What you should do:
State the number of lines that hold "JSON" in the records below, with no other words.
Listed records START
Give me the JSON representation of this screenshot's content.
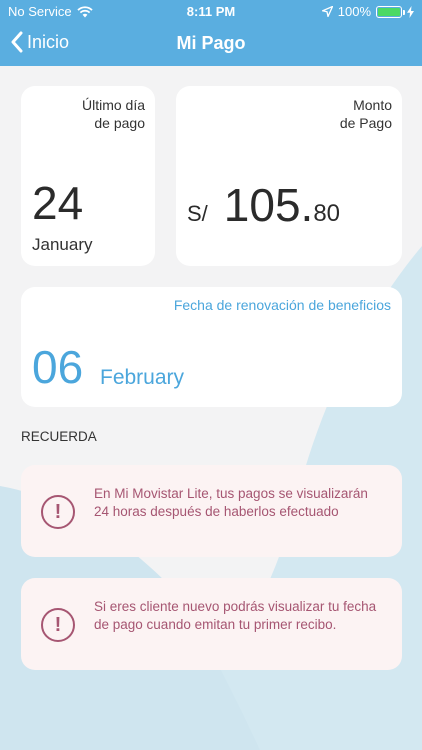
{
  "status_bar": {
    "carrier": "No Service",
    "time": "8:11 PM",
    "battery": "100%",
    "battery_level": 1.0
  },
  "header": {
    "back_label": "Inicio",
    "title": "Mi Pago"
  },
  "payment_date": {
    "label_line1": "Último día",
    "label_line2": "de pago",
    "day": "24",
    "month": "January"
  },
  "payment_amount": {
    "label_line1": "Monto",
    "label_line2": "de Pago",
    "currency": "S/",
    "integer": "105.",
    "decimal": "80"
  },
  "renewal": {
    "label": "Fecha de renovación de beneficios",
    "day": "06",
    "month": "February"
  },
  "section_title": "RECUERDA",
  "notices": [
    {
      "icon": "exclamation-icon",
      "text": "En Mi Movistar Lite, tus pagos se visualizarán 24 horas después de haberlos efectuado"
    },
    {
      "icon": "exclamation-icon",
      "text": "Si eres cliente nuevo podrás visualizar tu fecha de pago cuando emitan tu primer recibo."
    }
  ],
  "colors": {
    "header": "#5aaee0",
    "accent": "#4ba6dc",
    "notice_text": "#a65672",
    "notice_bg": "#fcf3f3",
    "background": "#f3f3f4",
    "wave": "#cfe5ef"
  }
}
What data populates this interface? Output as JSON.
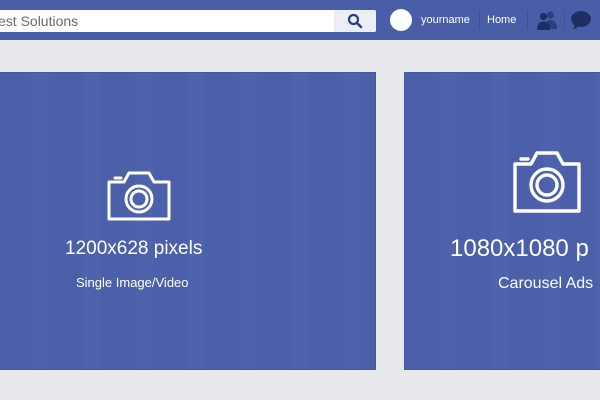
{
  "header": {
    "search_text": "est Solutions",
    "username": "yourname",
    "nav_home": "Home",
    "icons": [
      "search-icon",
      "avatar",
      "friends-icon",
      "chat-icon"
    ],
    "colors": {
      "bar": "#4a5ea8",
      "search_bg": "#ffffff",
      "text": "#ffffff"
    }
  },
  "cards": [
    {
      "dimensions": "1200x628 pixels",
      "format": "Single Image/Video",
      "icon": "camera-icon"
    },
    {
      "dimensions": "1080x1080 p",
      "format": "Carousel Ads",
      "icon": "camera-icon"
    }
  ],
  "colors": {
    "page_bg": "#e6e8eb",
    "card_bg": "#4c5fa9"
  }
}
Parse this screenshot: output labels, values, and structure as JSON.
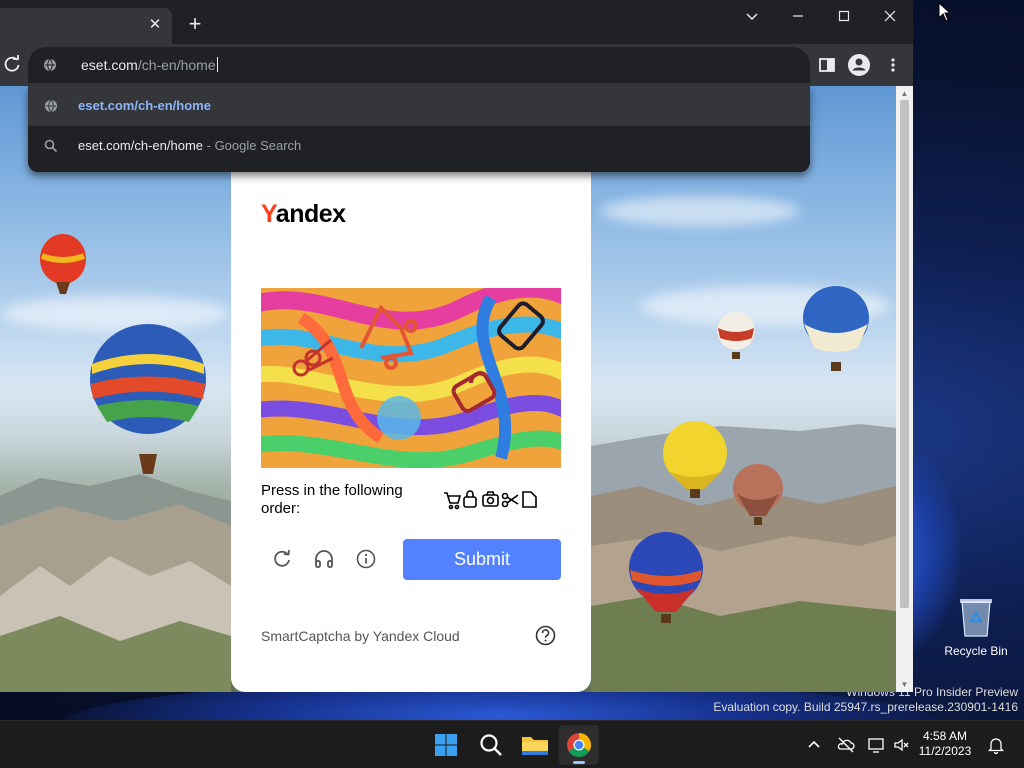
{
  "browser": {
    "tab": {
      "close_label": "✕"
    },
    "newtab_label": "+",
    "controls": {
      "dropdown": "⌄",
      "minimize": "—",
      "maximize": "▢",
      "close": "✕"
    },
    "address": {
      "value_host": "eset.com",
      "value_path": "/ch-en/home"
    },
    "suggestions": [
      {
        "icon": "globe-icon",
        "text": "eset.com/ch-en/home",
        "sub": ""
      },
      {
        "icon": "search-icon",
        "text": "eset.com/ch-en/home",
        "sub": " - Google Search"
      }
    ]
  },
  "captcha": {
    "logo_first": "Y",
    "logo_rest": "andex",
    "instruction": "Press in the following order:",
    "order_icons": [
      "cart-icon",
      "lock-icon",
      "camera-icon",
      "scissors-icon",
      "note-icon"
    ],
    "submit_label": "Submit",
    "footer": "SmartCaptcha by Yandex Cloud"
  },
  "desktop": {
    "recycle_bin_label": "Recycle Bin",
    "watermark_line1": "Windows 11 Pro Insider Preview",
    "watermark_line2": "Evaluation copy. Build 25947.rs_prerelease.230901-1416"
  },
  "taskbar": {
    "apps": [
      "start-button",
      "search-button",
      "file-explorer",
      "chrome"
    ],
    "time": "4:58 AM",
    "date": "11/2/2023"
  },
  "colors": {
    "brand_red": "#fc3f1d",
    "submit_blue": "#5282ff",
    "link_blue": "#8ab4f8",
    "chrome_dark": "#202124"
  }
}
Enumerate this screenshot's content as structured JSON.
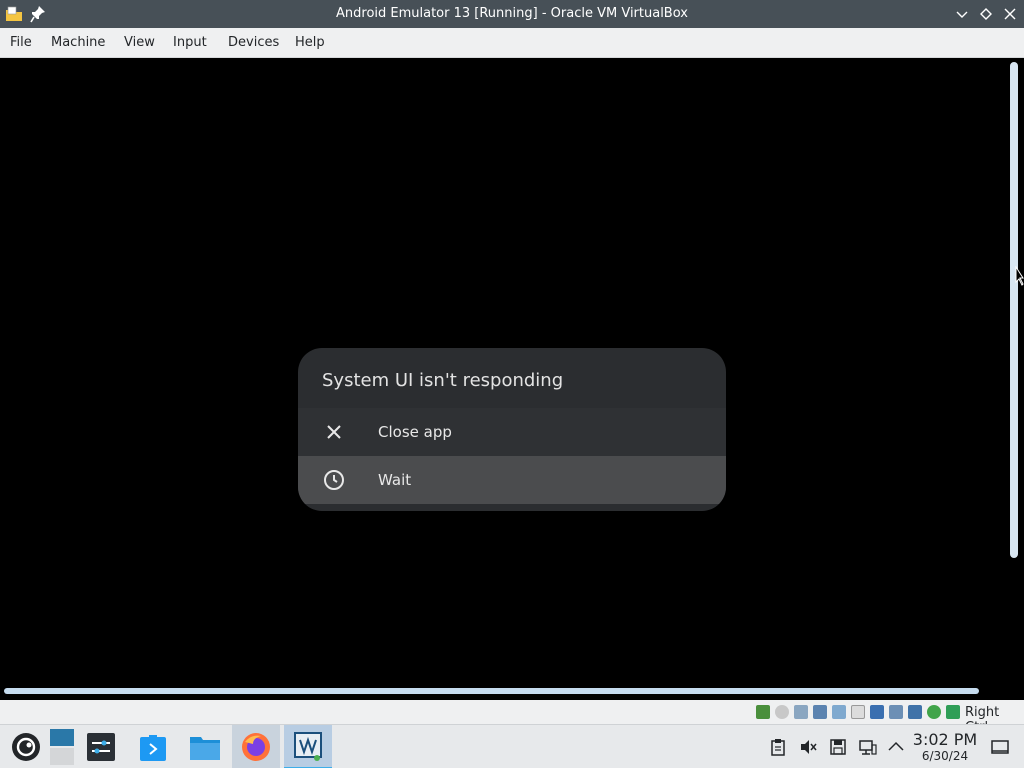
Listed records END
Problem solution:
4